About 500 years ago, also known as March 2020, the Ivy League was the first Division I conference to cancel their men’s basketball tournament in the wake of the coronavirus outbreak.
And the oldest conference might be ahead of the curve again when they chose to cancel all sports until until at least January 1st, 2021.
Consistent with campus health & safety policies across the League, The Ivy League Presidents outline phased-in approach to intercollegiate athletics activity, including no competition prior to the end of the fall semester due to the COVID-19 pandemic.— The Ivy League (@IvyLeague) July 8, 2020
» https://t.co/7iwQGnECsT pic.twitter.com/DYUFoFshA4
To clarify: Ivy League source says no sports until January 1. Hopeful to move fall sports to spring, but that's TBD.— Dana O'Neil (@DanaONeilWriter) July 8, 2020

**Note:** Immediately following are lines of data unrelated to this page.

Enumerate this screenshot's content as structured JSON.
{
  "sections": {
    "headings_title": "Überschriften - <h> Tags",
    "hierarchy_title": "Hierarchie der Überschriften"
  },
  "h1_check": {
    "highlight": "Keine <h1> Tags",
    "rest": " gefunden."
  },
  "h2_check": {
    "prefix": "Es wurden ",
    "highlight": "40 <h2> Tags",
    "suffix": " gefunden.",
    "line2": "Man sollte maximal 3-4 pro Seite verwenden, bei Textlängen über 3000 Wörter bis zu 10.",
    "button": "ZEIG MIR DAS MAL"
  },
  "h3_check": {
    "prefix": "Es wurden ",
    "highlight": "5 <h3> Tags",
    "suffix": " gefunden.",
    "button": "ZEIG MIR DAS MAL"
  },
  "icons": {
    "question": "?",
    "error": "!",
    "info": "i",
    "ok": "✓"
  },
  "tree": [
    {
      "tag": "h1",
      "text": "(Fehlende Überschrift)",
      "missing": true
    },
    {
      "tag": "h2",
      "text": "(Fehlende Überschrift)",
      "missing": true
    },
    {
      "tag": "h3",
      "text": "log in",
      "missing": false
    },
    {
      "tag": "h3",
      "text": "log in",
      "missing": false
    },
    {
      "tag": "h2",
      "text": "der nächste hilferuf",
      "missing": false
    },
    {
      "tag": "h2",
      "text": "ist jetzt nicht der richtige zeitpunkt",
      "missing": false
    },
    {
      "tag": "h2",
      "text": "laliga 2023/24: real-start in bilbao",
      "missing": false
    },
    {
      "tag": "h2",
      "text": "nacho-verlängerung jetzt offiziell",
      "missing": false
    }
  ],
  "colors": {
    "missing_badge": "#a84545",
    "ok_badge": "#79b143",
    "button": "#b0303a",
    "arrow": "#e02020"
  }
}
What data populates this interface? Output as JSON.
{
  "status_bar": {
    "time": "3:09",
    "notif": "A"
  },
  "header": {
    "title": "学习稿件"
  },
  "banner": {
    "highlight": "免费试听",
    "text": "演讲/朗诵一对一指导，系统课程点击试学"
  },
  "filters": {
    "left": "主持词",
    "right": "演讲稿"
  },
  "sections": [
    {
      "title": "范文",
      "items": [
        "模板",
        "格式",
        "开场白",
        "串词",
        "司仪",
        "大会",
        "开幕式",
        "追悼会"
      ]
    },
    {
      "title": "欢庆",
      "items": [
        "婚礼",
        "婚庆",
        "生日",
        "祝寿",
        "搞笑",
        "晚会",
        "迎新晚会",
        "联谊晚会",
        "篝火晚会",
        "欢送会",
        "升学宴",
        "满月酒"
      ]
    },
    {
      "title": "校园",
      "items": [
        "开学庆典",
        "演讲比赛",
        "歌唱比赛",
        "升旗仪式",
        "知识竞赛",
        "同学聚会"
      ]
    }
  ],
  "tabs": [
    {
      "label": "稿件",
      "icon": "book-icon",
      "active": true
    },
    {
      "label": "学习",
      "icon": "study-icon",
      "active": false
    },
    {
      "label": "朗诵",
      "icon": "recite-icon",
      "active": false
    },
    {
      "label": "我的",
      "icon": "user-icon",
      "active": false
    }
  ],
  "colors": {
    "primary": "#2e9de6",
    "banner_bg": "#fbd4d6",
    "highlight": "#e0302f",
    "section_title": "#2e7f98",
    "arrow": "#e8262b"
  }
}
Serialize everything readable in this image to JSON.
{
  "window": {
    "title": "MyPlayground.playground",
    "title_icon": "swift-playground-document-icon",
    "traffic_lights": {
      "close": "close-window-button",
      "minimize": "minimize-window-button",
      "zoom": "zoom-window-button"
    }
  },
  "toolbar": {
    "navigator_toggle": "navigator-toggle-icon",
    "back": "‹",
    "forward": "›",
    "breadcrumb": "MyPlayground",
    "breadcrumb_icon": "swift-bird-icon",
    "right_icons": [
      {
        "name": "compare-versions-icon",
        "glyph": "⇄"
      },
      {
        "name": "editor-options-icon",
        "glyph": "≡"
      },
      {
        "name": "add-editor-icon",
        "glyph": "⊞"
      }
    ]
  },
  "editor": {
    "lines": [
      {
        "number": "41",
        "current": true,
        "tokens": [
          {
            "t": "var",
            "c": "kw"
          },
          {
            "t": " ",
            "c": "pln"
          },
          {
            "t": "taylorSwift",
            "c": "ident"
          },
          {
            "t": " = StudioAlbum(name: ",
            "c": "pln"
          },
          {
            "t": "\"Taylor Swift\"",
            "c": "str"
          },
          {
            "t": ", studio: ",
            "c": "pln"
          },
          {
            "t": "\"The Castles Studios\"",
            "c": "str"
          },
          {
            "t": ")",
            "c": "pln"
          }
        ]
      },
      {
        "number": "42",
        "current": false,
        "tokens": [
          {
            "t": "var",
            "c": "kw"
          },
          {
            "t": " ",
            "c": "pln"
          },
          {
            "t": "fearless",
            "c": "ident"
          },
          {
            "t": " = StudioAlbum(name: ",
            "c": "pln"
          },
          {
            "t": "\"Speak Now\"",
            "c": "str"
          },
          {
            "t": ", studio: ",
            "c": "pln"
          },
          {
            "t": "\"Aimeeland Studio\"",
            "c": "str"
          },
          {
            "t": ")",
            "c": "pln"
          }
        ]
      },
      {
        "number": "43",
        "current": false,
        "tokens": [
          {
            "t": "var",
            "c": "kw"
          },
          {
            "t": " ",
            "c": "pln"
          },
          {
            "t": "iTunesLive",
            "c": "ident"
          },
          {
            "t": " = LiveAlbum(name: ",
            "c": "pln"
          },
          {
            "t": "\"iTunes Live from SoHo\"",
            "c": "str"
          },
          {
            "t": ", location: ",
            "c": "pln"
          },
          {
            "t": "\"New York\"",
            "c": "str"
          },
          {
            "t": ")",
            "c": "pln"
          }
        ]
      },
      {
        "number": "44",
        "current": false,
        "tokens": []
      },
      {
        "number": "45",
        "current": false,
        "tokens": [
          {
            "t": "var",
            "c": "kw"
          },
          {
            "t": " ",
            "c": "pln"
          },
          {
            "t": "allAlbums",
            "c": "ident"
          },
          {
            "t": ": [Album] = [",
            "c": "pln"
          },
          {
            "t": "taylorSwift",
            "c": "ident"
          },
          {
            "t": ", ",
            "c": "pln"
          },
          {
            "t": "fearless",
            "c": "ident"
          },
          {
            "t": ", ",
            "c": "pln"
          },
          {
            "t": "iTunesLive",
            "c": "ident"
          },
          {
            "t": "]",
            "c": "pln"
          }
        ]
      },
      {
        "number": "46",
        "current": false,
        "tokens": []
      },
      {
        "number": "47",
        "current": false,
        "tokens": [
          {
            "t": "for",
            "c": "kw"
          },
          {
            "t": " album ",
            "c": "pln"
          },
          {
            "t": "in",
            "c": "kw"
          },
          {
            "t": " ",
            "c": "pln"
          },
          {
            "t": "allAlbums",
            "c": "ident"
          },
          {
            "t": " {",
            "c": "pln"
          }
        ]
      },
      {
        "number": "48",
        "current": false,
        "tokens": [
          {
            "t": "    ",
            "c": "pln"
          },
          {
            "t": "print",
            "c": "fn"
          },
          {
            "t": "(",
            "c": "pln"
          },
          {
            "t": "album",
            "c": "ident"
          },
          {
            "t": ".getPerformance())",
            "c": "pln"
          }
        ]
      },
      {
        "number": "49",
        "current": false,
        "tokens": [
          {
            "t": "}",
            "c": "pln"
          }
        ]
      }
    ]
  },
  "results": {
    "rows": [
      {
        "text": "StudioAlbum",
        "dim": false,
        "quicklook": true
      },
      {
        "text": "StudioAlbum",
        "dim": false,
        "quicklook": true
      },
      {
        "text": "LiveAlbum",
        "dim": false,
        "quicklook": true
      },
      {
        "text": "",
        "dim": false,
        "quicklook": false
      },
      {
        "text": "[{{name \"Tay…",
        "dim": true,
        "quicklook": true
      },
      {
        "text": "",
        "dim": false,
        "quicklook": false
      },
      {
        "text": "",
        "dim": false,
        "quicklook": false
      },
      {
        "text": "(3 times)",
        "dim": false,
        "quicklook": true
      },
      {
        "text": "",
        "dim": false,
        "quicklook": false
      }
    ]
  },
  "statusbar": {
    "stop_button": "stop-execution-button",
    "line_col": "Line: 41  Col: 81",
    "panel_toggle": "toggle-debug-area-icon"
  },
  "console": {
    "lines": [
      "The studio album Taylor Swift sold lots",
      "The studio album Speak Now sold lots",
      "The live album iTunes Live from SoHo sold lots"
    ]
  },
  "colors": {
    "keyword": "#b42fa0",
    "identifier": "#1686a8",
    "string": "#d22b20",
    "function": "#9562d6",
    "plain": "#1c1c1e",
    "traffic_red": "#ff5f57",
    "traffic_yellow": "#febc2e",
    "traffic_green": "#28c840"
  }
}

Ivy League expected to allow activities/meeting/lifting during the fall — to be determined by individual schools — per multiple sources. ADs haven't closed door on a spring football season.— Nicole Auerbach (@NicoleAuerbach) July 8, 2020
From the Ivy’s official statement:
With the safety and well-being of students as their highest priority, Ivy League institutions are implementing campus-wide policies including restrictions on student and staff travel, requirements for social distancing, limits on group gatherings, and regulations for visitors to campus. As athletics is expected to operate consistent with campus policies, it will not be possible for Ivy League teams to participate in intercollegiate athletics competition prior to the end of the fall semester.
Practice and other athletic training opportunities for enrolled student-athletes will be permitted provided they are structured in accordance with each institution’s procedures and applicable state regulations. The Ivy League will also issue guidelines on a phased approach to conditioning and practice activities to allow for interaction among student-athletes and coaches that will begin with limited individual and small group workouts and build to small group practice sessions, if public health conditions permit.
Fall sport student-athletes will not use a season of Ivy League or NCAA eligibility in the fall, whether or not they enroll. Students who wish to pursue competition during a fifth-year will need to work with their institutions in accordance with campus policy to determine their options beyond their current anticipated graduation date.
Local campus policies for the student body regarding return to campus and in-person learning will apply to student-athletes.
A decision on the remaining winter and spring sports competition calendar, and on whether fall sport competition would be feasible in the spring, will be determined at a later date.
As far as college football is concerned, the Ivy doesn’t participate in the FCS Playoffs anyway, so this would only affect out-of-conference games in that sport. But the Ivy annually puts a team in the NCAA Tournament, and plays a competitive out-of-conference men’s basketball schedule. All those preseason tournaments and guarantee games are now out the window.
This is a breaking story and we’ll have more on this as it becomes official, but for now it’s safe to assume if you’ve got a futures bet on any of the Ancient Eight in a revenue sport for the upcoming season, you’ll be getting a refund.